  • Nilabor
My heading for this review is a quote from this engaging novel. In some ways I now understand that indeed the greater truth may exist in the things that haven't happened, where the actions of people are imposed upon by their personal constraints - often to the detriment of all. But what a sentence for the writer to produce!!

This novel is told from the perspective of three people - Nikhil, his wife Bimala, and the activist (in the name of national India) Sandip. By hearing the story from each of them we understand their individual constraints and the drives they have, or lack, to realise their ambitions and desires. Rabindranath Tagore has not written this novel from the perspective of an all-seeing observer and this leads us - the readers - to be deeply entrenched in the individual characters' drives, passions, doubts, uncertainities and failures.
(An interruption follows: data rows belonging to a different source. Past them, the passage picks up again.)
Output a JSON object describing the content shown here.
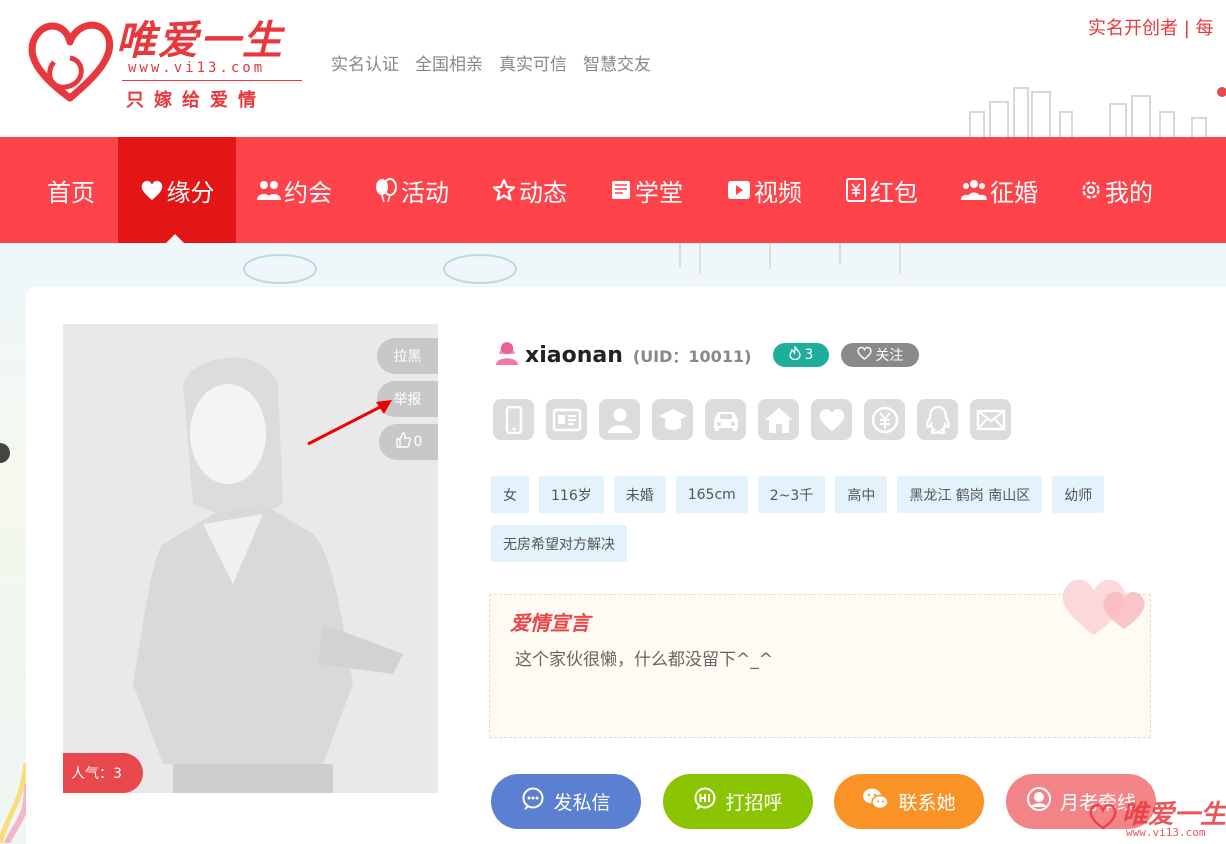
{
  "brand": {
    "name": "唯爱一生",
    "url": "www.vi13.com",
    "slogan": "只嫁给爱情",
    "primary_color": "#ff434a",
    "active_nav_color": "#e41515"
  },
  "header": {
    "taglines": [
      "实名认证",
      "全国相亲",
      "真实可信",
      "智慧交友"
    ],
    "top_right": "实名开创者 | 每"
  },
  "nav": {
    "items": [
      {
        "label": "首页",
        "icon": "none"
      },
      {
        "label": "缘分",
        "icon": "heart-icon"
      },
      {
        "label": "约会",
        "icon": "couple-icon"
      },
      {
        "label": "活动",
        "icon": "balloon-icon"
      },
      {
        "label": "动态",
        "icon": "star-icon"
      },
      {
        "label": "学堂",
        "icon": "book-icon"
      },
      {
        "label": "视频",
        "icon": "video-icon"
      },
      {
        "label": "红包",
        "icon": "red-envelope-icon"
      },
      {
        "label": "征婚",
        "icon": "people-icon"
      },
      {
        "label": "我的",
        "icon": "gear-icon"
      }
    ],
    "active": "缘分"
  },
  "profile": {
    "photo_buttons": {
      "block": "拉黑",
      "report": "举报",
      "likes": "0"
    },
    "popularity": "人气：3",
    "username": "xiaonan",
    "uid": "(UID：10011)",
    "fire_count": "3",
    "follow_label": "关注",
    "verify_icons": [
      "phone-icon",
      "id-card-icon",
      "avatar-icon",
      "education-icon",
      "car-icon",
      "house-icon",
      "marriage-icon",
      "income-icon",
      "qq-icon",
      "email-icon"
    ],
    "tags": [
      "女",
      "116岁",
      "未婚",
      "165cm",
      "2~3千",
      "高中",
      "黑龙江 鹤岗 南山区",
      "幼师",
      "无房希望对方解决"
    ],
    "declaration_title": "爱情宣言",
    "declaration_text": "这个家伙很懒，什么都没留下^_^"
  },
  "actions": [
    {
      "label": "发私信",
      "icon": "chat-icon",
      "color": "#5b7fd1"
    },
    {
      "label": "打招呼",
      "icon": "hi-icon",
      "color": "#8bc400"
    },
    {
      "label": "联系她",
      "icon": "wechat-icon",
      "color": "#f99326"
    },
    {
      "label": "月老牵线",
      "icon": "matchmaker-icon",
      "color": "#f28488"
    }
  ],
  "watermark": {
    "text": "唯爱一生",
    "url": "www.vi13.com"
  }
}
For me this is a very personal expose of my own drives, passions, doubts and failures. If only I could have the views of those around me similarly exposed - if I had some indication of their drives, passions, doubts and sense of failure I am sure that I could respond to them with greater confidence. But, of course, Nikhil, Bimala and Sandip do not have knowlege of each other's innermost thoughts (unlike we, the readers) so their struggle - all three of them - is just as difficult for them as mine is for me.

Did I end up liking any of these characters? Did I admire any of them? Was I appalled by any of them? These are questions I will not answer - read the book for yourself and you will develop your own views which may be as different for you as my constraints are as different from yours.

Here is another quote:

'What harm if you did have a wholesome fear of me? Does anybody know anybody else in this world?'
  • Zorve
One aspect that non-Indian readers will completely fail to realise is the boldness with which Tagore used to weave his imagination based on stark solid reality. Tagore was socially ostracised for his depiction of the passion (always cloaked and shrouded in the garbs of the civilsation, norms of the society) of an honourable aristrocatic married lady, which acts as the metaphor for the passions the society was undergoing in those turbulent days of political upheaval against the British Empire. A brilliant picture of the torment of the human character caught in the web of desire of ecstacy and quest for contentment, peace and bliss, this narrative draws a beautiful parallel to the miopic frenzy of the mob in its quest for subversion with the destructive consequences of unbridled passion, and an individual's attempt to bring harmony and order in the chaos, attaining salvation. Technically brilliant, this disturbingly beautiful tale is another of Tagore's timeless creation.